Fig.7: Put a #00 center drill, held in a collet, into the mill's spindle. Start a hole at X=.3735, Y=.124, rpm=3500. (My .25" stock measured .248" in actuality, so Y=.124 is the center.)

fig.8 drill

Fig.8: Keeping the spindle in the same position, replace the center drill with a #64 drill bit. The bit should be held in a drill chuck, which is attached using an arbor. Enlarge the hole, spinning the drill at 2550rpm.

fig.9 filing edges

Fig.9: Remove the part from the vise. Use a diamond file to de-burr the edges and the hole. Make sure the the part can pass through the tongue-holding jig at this point. If not, file it to size.

fig.10 severing end of rod

Fig.10: The part should still be clamped into the rod-holding jigs. Now put the tongue-holding jig on, loosely, just behind the hole. Put this assembly into the vise and tighten it. Now tighten the tongue-holding jig.

fig.11 waste severed

Fig.11: Using a .125" dia. end mill at 1200rpm, we're going to part the waste material at the end. Move the end mill to X=.3435. Any slop in the set-up should favor protecting the hole we've drilled, so move the end mill to the right until it physically bumps the ledge that's been milled. Mill through the flattened area of the part using .0025" passes.

fig.12 blackening end

Fig.12: In preparation for rounding the corners of the tongue, blacken it with a sharpie.

fig.13 into the vise again

Fig.13: Put the part into the vise, still clamped in the tongue-holding jig and one rod-holding jig. Put a 1/32" radius corner-rounding end mill into a collet in the spindle.

fig.14 aligning the cutter

Fig.14: I've found it works best to align the corner-rounding end mill by eye. Spinning the cutter at 1200rpm, move it to the left .0005" at a time until it just marks the end of the part. Be sure not to use climb-cutting, or the part will be damaged (though it can likely be bent back into shape, if necessary).

fig.15 rounding the top

Fig.15: Once you've got the cutter in place on the X-axis, bring it downward in .0025" passes, until the corner looks about right. Perfect roundness is not crucial here.

fig.16 rounding the bottom

Fig.16: Flip the part in the vise and repeat the previous two steps.

fig.17 finishing the tongue

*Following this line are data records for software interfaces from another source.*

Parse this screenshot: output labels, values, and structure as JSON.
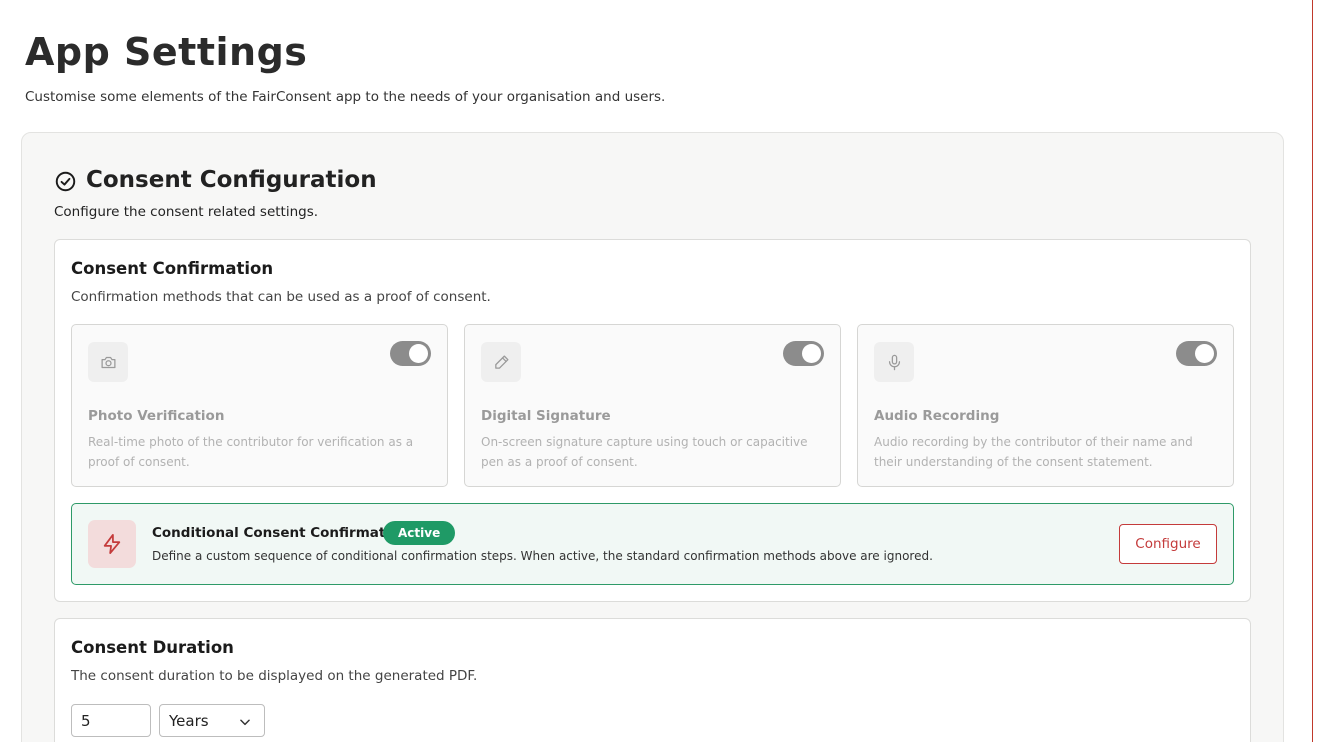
{
  "page": {
    "title": "App Settings",
    "subtitle": "Customise some elements of the FairConsent app to the needs of your organisation and users."
  },
  "consent_configuration": {
    "title": "Consent Configuration",
    "subtitle": "Configure the consent related settings.",
    "icon": "check-circle-icon",
    "confirmation": {
      "title": "Consent Confirmation",
      "subtitle": "Confirmation methods that can be used as a proof of consent.",
      "methods": [
        {
          "icon": "camera-icon",
          "title": "Photo Verification",
          "description": "Real-time photo of the contributor for verification as a proof of consent.",
          "enabled": true
        },
        {
          "icon": "pen-icon",
          "title": "Digital Signature",
          "description": "On-screen signature capture using touch or capacitive pen as a proof of consent.",
          "enabled": true
        },
        {
          "icon": "microphone-icon",
          "title": "Audio Recording",
          "description": "Audio recording by the contributor of their name and their understanding of the consent statement.",
          "enabled": true
        }
      ],
      "conditional": {
        "icon": "lightning-icon",
        "title": "Conditional Consent Confirmation",
        "badge": "Active",
        "description": "Define a custom sequence of conditional confirmation steps. When active, the standard confirmation methods above are ignored.",
        "button": "Configure"
      }
    },
    "duration": {
      "title": "Consent Duration",
      "subtitle": "The consent duration to be displayed on the generated PDF.",
      "value": "5",
      "unit": "Years"
    }
  },
  "colors": {
    "accent_red": "#c43b3b",
    "active_green": "#1f9a66",
    "toggle_gray": "#8c8c8c"
  }
}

Fig.17: Remove the part from the vise and from the jigs. Use the diamond file to remove burrs. To check that the part is good, make sure that the tongue can pass smoothly through the slit in the tongue-holding jig.

(Yep, all the XY coordinates and rpms are memorized at this point…)

posted by sven | March 8, 2010 8:54 PM | categories: stopmo